_SUPPLIED DATA_
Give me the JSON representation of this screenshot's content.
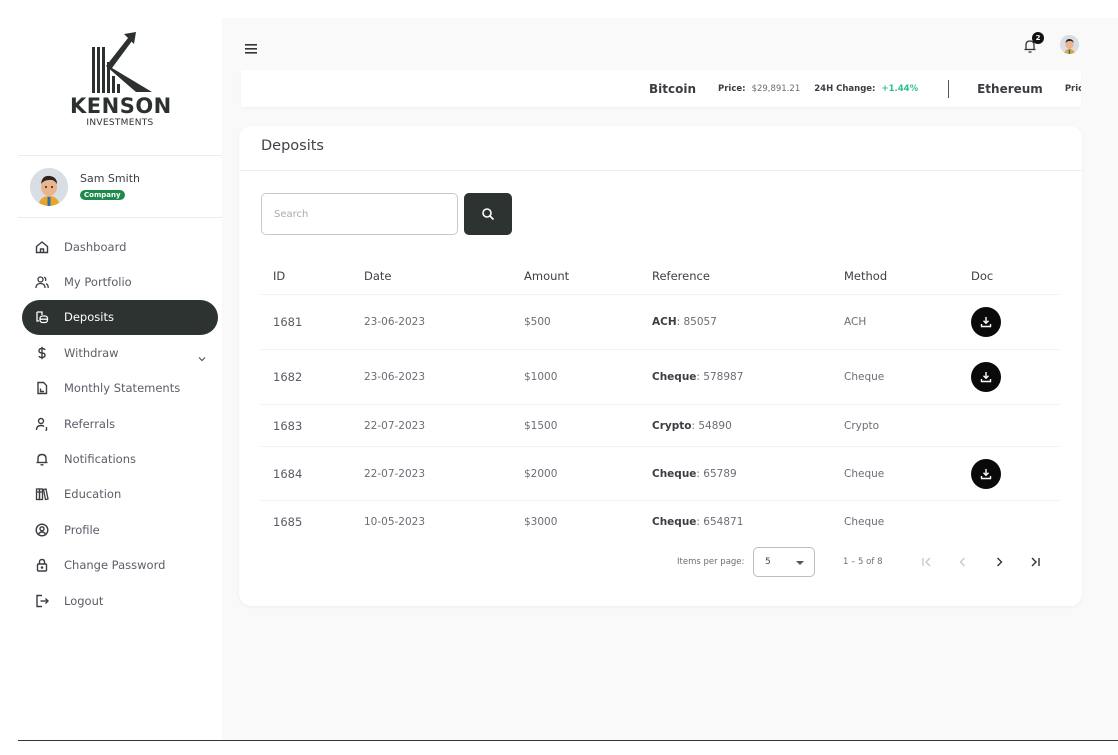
{
  "brand": {
    "name": "KENSON",
    "tagline": "INVESTMENTS"
  },
  "user": {
    "name": "Sam Smith",
    "badge": "Company"
  },
  "sidebar": {
    "items": [
      {
        "label": "Dashboard",
        "icon": "home-icon",
        "active": false
      },
      {
        "label": "My Portfolio",
        "icon": "users-icon",
        "active": false
      },
      {
        "label": "Deposits",
        "icon": "coins-icon",
        "active": true
      },
      {
        "label": "Withdraw",
        "icon": "dollar-icon",
        "active": false,
        "expandable": true
      },
      {
        "label": "Monthly Statements",
        "icon": "file-chart-icon",
        "active": false
      },
      {
        "label": "Referrals",
        "icon": "user-referral-icon",
        "active": false
      },
      {
        "label": "Notifications",
        "icon": "bell-icon",
        "active": false
      },
      {
        "label": "Education",
        "icon": "books-icon",
        "active": false
      },
      {
        "label": "Profile",
        "icon": "user-circle-icon",
        "active": false
      },
      {
        "label": "Change Password",
        "icon": "lock-icon",
        "active": false
      },
      {
        "label": "Logout",
        "icon": "logout-icon",
        "active": false
      }
    ]
  },
  "header": {
    "notification_count": "2"
  },
  "ticker": [
    {
      "coin": "Bitcoin",
      "price_label": "Price:",
      "price": "$29,891.21",
      "change_label": "24H Change:",
      "change": "+1.44%"
    },
    {
      "coin": "Ethereum",
      "price_label": "Price:"
    }
  ],
  "page": {
    "title": "Deposits",
    "search_placeholder": "Search",
    "columns": [
      "ID",
      "Date",
      "Amount",
      "Reference",
      "Method",
      "Doc"
    ],
    "rows": [
      {
        "id": "1681",
        "date": "23-06-2023",
        "amount": "$500",
        "ref_type": "ACH",
        "ref_num": ": 85057",
        "method": "ACH",
        "doc": true
      },
      {
        "id": "1682",
        "date": "23-06-2023",
        "amount": "$1000",
        "ref_type": "Cheque",
        "ref_num": ": 578987",
        "method": "Cheque",
        "doc": true
      },
      {
        "id": "1683",
        "date": "22-07-2023",
        "amount": "$1500",
        "ref_type": "Crypto",
        "ref_num": ": 54890",
        "method": "Crypto",
        "doc": false
      },
      {
        "id": "1684",
        "date": "22-07-2023",
        "amount": "$2000",
        "ref_type": "Cheque",
        "ref_num": ": 65789",
        "method": "Cheque",
        "doc": true
      },
      {
        "id": "1685",
        "date": "10-05-2023",
        "amount": "$3000",
        "ref_type": "Cheque",
        "ref_num": ": 654871",
        "method": "Cheque",
        "doc": false
      }
    ],
    "pagination": {
      "items_per_page_label": "Items per page:",
      "items_per_page": "5",
      "range": "1 – 5 of 8"
    }
  },
  "colors": {
    "accent_dark": "#2c3331",
    "badge_green": "#1f8a4e",
    "change_up": "#2ec28a"
  }
}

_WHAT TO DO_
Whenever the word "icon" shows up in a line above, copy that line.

_RESULT OF THE EXERCISE_
        "icon": "home-icon",
        "icon": "users-icon",
        "icon": "coins-icon",
        "icon": "dollar-icon",
        "icon": "file-chart-icon",
        "icon": "user-referral-icon",
        "icon": "bell-icon",
        "icon": "books-icon",
        "icon": "user-circle-icon",
        "icon": "lock-icon",
        "icon": "logout-icon",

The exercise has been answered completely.